Was Kevin Durant's Achilles Tear Preventable?

If you by chance followed the recent NBA playoffs, one of the biggest topics of controversy was whether or not Kevin Durant should have played game 5 of the finals.

As the physical therapist and rehab coordinator for the Los Angeles Football Club, I could not help but try to put myself in the same position and ask myself, "What would I do?"

As a recap, Durant injured his calf about 4 1/2 weeks prior in one of the earlier rounds playoffs. He was taken out of that game and from all accounts in the media, the Golden State Warriors said his injury was relatively minor to moderate in severity.

I don't expect sports teams to divulge the exact magnitude of this kind of information but I'm assuming their stance in the media was because his MRI was not that bad. "Not that bad" probably meaning the tissue disruption was not significant enough to say, "Uh Oh!"

With that being said, people always want to know "How Long Will He Be Out?"

This is the first question I get from the player, his teammates, coaches and management.

Personally, I try not to give an estimate until I have full exam findings and how the athlete's symptoms and functional abilities over the next few days after the initial injury.

Knowing that calf injuries can be really nagging, it's at the end of a long season where there is a lot of overall fatigue, Durant is 6'9" with enormously long limbs with different mechanics from you and I, and playing in a sport that requires explosive running, cutting and jumping.... this was going to be a tough one to rehab in time for the finals!

Durant did his rehab with the team's physical therapist and performance director, who has the reputation of being a really knowledgeable and well respected expert. From a functional standpoint, it took him a while to get back on the court, which I would have expected. The news reported that he practiced 1-2x with the team (still with discomfort and limitations) the week he returned to playing with the team.

In contrast, with the soccer team, we typically do not let our players return to games with muscular injuries until they have trained fully for 1-2 weeks, depending on how long they were out in the first place. This is the closest way to assessing whether or not they can tolerate the demands of a competitive match.

With that being said, you might say it was crazy for Golden State to play Kevin Durant as early as they did. From a medical standpoint, there was definitely inherent risk, and I hope that was communicated to all parties involved. You also have to think of the magnitude of the situation and the player... there was no "easy" decision.

At the end of the day, none of us know the specifics of the original injury, how it progressed, and the decision-making process made by his medical team and technical staff.

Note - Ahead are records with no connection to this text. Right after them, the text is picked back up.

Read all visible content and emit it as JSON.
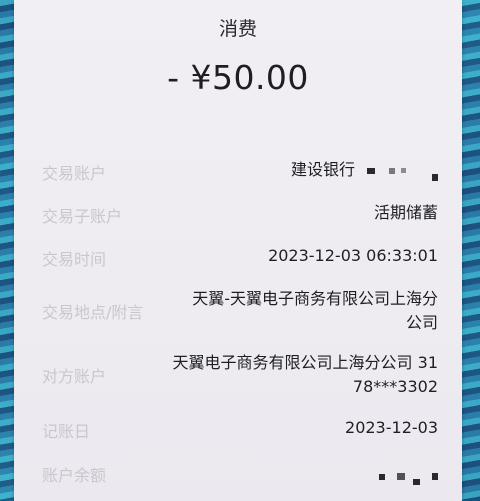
{
  "transaction": {
    "type": "消费",
    "amount": "- ¥50.00"
  },
  "details": [
    {
      "label": "交易账户",
      "value": "建设银行"
    },
    {
      "label": "交易子账户",
      "value": "活期储蓄"
    },
    {
      "label": "交易时间",
      "value": "2023-12-03 06:33:01"
    },
    {
      "label": "交易地点/附言",
      "value_line1": "天翼-天翼电子商务有限公司上海分",
      "value_line2": "公司"
    },
    {
      "label": "对方账户",
      "value_line1": "天翼电子商务有限公司上海分公司 31",
      "value_line2": "78***3302"
    },
    {
      "label": "记账日",
      "value": "2023-12-03"
    },
    {
      "label": "账户余额",
      "value": ""
    }
  ],
  "colors": {
    "label": "#c9c6cf",
    "value": "#1f1f23",
    "background": "#f1eff3"
  }
}
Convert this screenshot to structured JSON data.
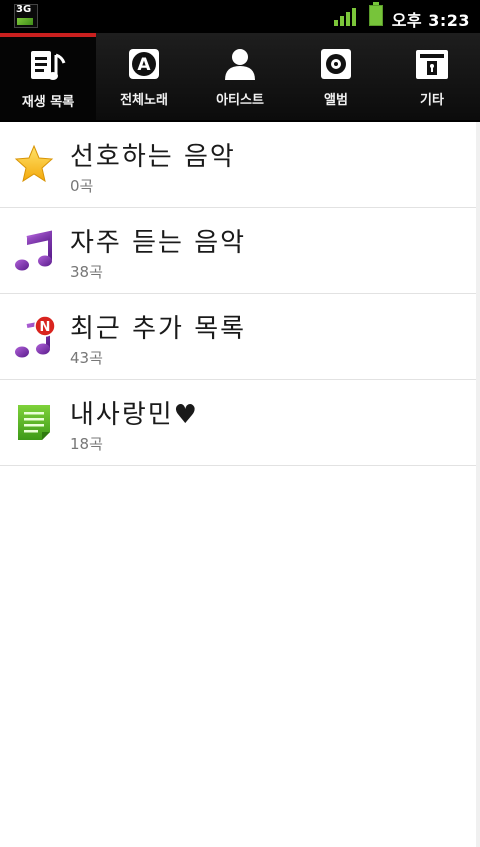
{
  "status_bar": {
    "network_label": "3G",
    "clock": "오후 3:23",
    "colors": {
      "signal": "#7cc63a",
      "battery": "#77c43a"
    }
  },
  "tabs": [
    {
      "label": "재생 목록",
      "icon": "playlist-icon",
      "active": true
    },
    {
      "label": "전체노래",
      "icon": "all-songs-icon",
      "active": false
    },
    {
      "label": "아티스트",
      "icon": "artist-icon",
      "active": false
    },
    {
      "label": "앨범",
      "icon": "album-icon",
      "active": false
    },
    {
      "label": "기타",
      "icon": "other-icon",
      "active": false
    }
  ],
  "playlists": [
    {
      "title": "선호하는 음악",
      "count": "0곡",
      "icon": "star-icon"
    },
    {
      "title": "자주 듣는 음악",
      "count": "38곡",
      "icon": "music-note-icon"
    },
    {
      "title": "최근 추가 목록",
      "count": "43곡",
      "icon": "music-note-new-icon",
      "badge": "N"
    },
    {
      "title": "내사랑민♥",
      "count": "18곡",
      "icon": "document-list-icon"
    }
  ],
  "accent_color": "#c9201f"
}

So could they have prevented his achilles injury???... We may never know.


Every situation is different and should be individually assessed.

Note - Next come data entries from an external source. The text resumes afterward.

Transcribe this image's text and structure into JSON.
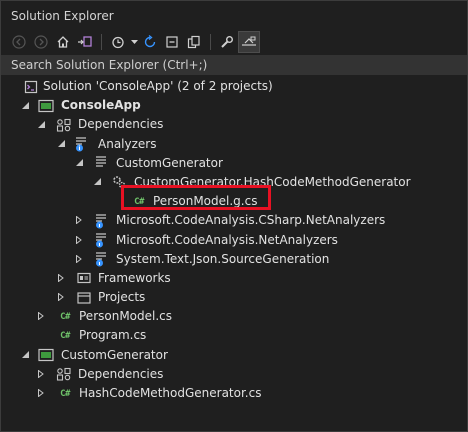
{
  "window": {
    "title": "Solution Explorer"
  },
  "toolbar": {
    "icons": [
      "back-icon",
      "forward-icon",
      "home-icon",
      "switch-views-icon",
      "pending-changes-filter-icon",
      "sync-icon",
      "collapse-all-icon",
      "show-all-files-icon",
      "properties-icon",
      "preview-selected-icon"
    ]
  },
  "search": {
    "placeholder": "Search Solution Explorer (Ctrl+;)"
  },
  "tree": {
    "solution": "Solution 'ConsoleApp' (2 of 2 projects)",
    "console_app": "ConsoleApp",
    "dependencies": "Dependencies",
    "analyzers": "Analyzers",
    "custom_generator_analyzer": "CustomGenerator",
    "hash_generator": "CustomGenerator.HashCodeMethodGenerator",
    "person_model_g": "PersonModel.g.cs",
    "csharp_analyzers": "Microsoft.CodeAnalysis.CSharp.NetAnalyzers",
    "net_analyzers": "Microsoft.CodeAnalysis.NetAnalyzers",
    "json_source_gen": "System.Text.Json.SourceGeneration",
    "frameworks": "Frameworks",
    "projects": "Projects",
    "person_model": "PersonModel.cs",
    "program": "Program.cs",
    "custom_generator_project": "CustomGenerator",
    "dependencies_2": "Dependencies",
    "hash_generator_file": "HashCodeMethodGenerator.cs"
  },
  "cs_badge": "C#",
  "colors": {
    "highlight": "#e81123",
    "background": "#1f1f1f",
    "csharp": "#6fc36a",
    "project": "#3e9a3e"
  }
}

Because we are talking about achilles injuries, I wanted to share with you David W.'s story.

With the goal of being mobile and active again so he could get back to basketball again, he turned to us to help him on his journey.

Not only were we able to get him back on the court, we were able to resolve other injuries that hampered him for years.

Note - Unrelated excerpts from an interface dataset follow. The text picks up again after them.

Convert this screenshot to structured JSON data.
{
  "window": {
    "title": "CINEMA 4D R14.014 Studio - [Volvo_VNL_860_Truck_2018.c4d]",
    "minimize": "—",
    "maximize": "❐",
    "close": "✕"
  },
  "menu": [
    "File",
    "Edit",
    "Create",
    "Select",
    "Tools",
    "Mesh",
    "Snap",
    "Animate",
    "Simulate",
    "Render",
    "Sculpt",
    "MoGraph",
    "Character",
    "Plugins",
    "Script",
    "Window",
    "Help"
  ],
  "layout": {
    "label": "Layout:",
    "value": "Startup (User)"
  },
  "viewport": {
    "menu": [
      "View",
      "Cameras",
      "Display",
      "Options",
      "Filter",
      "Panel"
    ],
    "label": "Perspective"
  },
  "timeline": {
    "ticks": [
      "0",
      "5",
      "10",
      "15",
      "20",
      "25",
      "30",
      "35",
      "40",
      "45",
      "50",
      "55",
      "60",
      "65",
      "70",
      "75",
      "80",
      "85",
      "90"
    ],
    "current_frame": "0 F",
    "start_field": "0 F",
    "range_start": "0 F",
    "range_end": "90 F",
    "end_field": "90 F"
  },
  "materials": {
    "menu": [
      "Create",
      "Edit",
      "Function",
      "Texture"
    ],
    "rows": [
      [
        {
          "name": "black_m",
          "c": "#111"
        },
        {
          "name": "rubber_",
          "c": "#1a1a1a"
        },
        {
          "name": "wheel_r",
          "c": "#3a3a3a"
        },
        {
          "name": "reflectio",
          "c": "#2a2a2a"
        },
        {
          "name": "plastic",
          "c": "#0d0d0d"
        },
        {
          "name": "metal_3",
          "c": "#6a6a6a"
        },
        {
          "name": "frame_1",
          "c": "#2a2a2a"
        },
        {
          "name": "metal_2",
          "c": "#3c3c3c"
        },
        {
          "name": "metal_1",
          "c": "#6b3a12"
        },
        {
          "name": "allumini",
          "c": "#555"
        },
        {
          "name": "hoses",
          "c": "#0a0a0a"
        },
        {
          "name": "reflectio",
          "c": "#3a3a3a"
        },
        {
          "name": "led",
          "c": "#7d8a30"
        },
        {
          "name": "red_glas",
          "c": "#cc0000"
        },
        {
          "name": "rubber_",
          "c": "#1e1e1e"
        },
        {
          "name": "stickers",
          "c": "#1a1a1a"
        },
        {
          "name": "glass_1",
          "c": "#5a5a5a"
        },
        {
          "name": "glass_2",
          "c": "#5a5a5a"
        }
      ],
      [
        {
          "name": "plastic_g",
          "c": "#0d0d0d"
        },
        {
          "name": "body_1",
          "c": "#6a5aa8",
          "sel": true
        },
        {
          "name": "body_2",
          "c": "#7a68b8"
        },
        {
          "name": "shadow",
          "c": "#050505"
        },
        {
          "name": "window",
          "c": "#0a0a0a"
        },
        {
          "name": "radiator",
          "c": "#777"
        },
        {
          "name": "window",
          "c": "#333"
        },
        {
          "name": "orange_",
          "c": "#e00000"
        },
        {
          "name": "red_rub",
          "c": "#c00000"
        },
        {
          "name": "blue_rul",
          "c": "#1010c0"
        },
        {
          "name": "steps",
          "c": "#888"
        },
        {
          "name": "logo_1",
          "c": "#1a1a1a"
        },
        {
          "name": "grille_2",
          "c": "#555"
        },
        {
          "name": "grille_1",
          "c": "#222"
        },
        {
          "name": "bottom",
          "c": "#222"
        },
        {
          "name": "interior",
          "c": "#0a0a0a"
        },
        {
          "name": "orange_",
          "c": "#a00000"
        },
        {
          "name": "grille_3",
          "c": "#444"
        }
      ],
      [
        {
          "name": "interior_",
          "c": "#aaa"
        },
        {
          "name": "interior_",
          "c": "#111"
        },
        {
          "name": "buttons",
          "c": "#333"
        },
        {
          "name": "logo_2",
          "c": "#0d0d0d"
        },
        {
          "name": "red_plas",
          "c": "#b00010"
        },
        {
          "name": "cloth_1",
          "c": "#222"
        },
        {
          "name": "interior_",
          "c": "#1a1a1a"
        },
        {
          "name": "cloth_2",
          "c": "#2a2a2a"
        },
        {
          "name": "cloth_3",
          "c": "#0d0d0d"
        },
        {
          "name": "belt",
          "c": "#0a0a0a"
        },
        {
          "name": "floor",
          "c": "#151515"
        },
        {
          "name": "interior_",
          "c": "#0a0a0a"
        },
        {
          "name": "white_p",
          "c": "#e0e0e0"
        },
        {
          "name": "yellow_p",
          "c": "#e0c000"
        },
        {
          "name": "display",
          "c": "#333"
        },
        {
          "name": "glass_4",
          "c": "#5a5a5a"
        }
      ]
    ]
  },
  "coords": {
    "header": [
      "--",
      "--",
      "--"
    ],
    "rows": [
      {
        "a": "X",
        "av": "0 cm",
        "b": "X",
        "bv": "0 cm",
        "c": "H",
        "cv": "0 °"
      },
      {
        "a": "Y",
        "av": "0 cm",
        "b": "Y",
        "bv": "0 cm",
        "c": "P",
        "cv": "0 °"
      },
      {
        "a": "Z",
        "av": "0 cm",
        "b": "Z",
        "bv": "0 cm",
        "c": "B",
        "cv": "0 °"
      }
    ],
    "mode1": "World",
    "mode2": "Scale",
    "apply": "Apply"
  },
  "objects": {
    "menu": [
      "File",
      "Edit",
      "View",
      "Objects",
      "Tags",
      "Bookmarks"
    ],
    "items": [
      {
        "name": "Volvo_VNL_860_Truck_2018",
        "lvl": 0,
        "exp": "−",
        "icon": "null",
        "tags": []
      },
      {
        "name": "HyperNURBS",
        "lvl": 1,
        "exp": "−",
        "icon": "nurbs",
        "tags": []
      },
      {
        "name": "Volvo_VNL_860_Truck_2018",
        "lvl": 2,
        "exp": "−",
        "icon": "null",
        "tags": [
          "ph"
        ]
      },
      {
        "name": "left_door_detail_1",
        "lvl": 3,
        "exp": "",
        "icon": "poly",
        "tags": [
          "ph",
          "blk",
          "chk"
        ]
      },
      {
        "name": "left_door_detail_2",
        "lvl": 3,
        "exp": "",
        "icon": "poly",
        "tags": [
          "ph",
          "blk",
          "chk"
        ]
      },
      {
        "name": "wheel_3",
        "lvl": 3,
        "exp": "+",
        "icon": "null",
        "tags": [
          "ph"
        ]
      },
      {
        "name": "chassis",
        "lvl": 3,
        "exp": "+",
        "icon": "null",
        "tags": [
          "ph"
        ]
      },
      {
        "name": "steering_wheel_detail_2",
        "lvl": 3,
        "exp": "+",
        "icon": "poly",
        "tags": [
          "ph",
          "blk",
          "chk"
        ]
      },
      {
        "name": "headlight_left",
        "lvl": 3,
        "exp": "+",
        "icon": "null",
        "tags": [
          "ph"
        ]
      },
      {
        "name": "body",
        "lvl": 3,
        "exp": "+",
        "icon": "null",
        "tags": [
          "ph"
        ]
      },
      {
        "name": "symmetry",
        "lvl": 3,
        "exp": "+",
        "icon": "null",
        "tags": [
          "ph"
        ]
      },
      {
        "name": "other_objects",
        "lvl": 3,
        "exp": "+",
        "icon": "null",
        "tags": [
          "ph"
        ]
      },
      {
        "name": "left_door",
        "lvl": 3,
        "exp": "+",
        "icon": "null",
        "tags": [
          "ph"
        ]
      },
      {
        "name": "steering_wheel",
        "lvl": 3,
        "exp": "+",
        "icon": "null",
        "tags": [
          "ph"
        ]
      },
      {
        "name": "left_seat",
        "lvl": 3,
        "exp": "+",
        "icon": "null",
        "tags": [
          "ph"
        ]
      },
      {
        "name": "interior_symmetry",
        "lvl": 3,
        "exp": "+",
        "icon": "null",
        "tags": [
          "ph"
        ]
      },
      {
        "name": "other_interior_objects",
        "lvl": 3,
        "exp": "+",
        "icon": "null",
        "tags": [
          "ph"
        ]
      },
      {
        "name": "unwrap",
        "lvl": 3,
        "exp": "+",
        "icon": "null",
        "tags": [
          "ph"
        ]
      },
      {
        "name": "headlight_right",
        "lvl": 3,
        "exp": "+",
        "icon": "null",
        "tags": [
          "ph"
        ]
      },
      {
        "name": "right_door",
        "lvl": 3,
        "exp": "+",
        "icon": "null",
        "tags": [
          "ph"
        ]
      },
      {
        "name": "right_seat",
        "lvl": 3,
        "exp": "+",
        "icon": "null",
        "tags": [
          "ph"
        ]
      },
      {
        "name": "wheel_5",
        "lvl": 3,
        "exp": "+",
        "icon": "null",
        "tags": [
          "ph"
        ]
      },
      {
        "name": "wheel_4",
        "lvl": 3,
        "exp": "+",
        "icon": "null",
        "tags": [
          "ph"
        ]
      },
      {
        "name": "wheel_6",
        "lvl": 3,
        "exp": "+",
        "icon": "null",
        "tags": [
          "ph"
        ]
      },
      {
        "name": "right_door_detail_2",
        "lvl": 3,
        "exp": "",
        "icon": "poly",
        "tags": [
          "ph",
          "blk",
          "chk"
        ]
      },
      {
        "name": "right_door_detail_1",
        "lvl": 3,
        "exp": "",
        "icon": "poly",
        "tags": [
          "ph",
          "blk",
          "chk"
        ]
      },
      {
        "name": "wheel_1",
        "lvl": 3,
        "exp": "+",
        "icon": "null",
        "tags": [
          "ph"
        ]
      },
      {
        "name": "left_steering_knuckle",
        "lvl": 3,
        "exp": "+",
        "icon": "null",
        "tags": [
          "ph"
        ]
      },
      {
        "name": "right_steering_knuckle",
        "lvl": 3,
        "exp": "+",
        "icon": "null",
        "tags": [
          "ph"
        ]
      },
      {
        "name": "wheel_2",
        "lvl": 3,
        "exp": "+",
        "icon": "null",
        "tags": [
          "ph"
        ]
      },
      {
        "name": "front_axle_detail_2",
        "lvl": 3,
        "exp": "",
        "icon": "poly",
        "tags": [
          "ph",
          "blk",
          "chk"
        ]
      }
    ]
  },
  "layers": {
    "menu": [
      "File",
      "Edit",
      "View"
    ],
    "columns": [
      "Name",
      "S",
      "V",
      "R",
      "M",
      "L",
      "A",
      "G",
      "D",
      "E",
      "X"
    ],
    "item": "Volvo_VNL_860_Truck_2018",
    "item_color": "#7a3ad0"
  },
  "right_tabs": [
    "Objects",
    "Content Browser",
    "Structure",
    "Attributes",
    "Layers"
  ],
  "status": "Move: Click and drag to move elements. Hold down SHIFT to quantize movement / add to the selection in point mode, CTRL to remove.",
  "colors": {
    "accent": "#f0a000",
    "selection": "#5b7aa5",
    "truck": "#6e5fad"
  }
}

You can contrast Kevin Durant's achilles surgery vs. David's non-surgical rehab. With both of their goals of returning to basketball, you also have to take into consideration their individual situations.

One of the biggest concerns we get from our clients calling HealthFit is that they do not want surgery... or they are undecided whether they should have it or not.

Like I said, it really depends. Depending if your orthopedic surgeon is aggressive or not, many feel surgery fixes everything like it's a "magic bullet".

As skilled rehab specialists, we tend to lean towards the conservative route for most cases.

In the following video, Dr. Daphne and I discuss this topic, the "un-success" rates of back and knee surgeries, and advice for you and your loved ones that are undergoing this dilemma.

Jason Han, DPT, Co-owner